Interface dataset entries
[Start of section]

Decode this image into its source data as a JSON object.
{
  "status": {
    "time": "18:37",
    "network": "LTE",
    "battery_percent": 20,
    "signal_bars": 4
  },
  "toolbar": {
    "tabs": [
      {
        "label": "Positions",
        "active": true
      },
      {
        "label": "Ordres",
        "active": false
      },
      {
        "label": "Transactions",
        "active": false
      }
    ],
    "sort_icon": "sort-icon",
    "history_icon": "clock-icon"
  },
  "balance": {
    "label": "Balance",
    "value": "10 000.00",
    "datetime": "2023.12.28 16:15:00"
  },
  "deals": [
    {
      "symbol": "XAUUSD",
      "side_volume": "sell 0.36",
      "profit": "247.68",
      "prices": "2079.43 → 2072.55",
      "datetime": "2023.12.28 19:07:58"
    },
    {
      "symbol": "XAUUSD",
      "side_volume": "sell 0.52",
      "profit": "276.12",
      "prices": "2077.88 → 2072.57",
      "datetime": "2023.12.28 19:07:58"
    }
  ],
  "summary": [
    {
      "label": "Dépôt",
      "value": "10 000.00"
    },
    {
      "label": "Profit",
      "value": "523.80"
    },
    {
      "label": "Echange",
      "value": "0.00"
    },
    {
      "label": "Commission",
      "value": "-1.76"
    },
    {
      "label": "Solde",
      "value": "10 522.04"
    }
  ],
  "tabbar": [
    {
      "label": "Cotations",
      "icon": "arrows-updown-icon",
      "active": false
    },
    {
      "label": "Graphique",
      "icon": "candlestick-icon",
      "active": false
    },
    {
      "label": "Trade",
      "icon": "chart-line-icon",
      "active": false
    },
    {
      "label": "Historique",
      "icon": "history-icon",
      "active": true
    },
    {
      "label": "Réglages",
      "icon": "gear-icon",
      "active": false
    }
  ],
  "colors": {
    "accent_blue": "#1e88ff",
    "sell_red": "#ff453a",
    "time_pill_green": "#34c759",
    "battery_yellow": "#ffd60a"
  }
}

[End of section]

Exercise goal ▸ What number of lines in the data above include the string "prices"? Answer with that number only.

Response to the exercise ▸ 2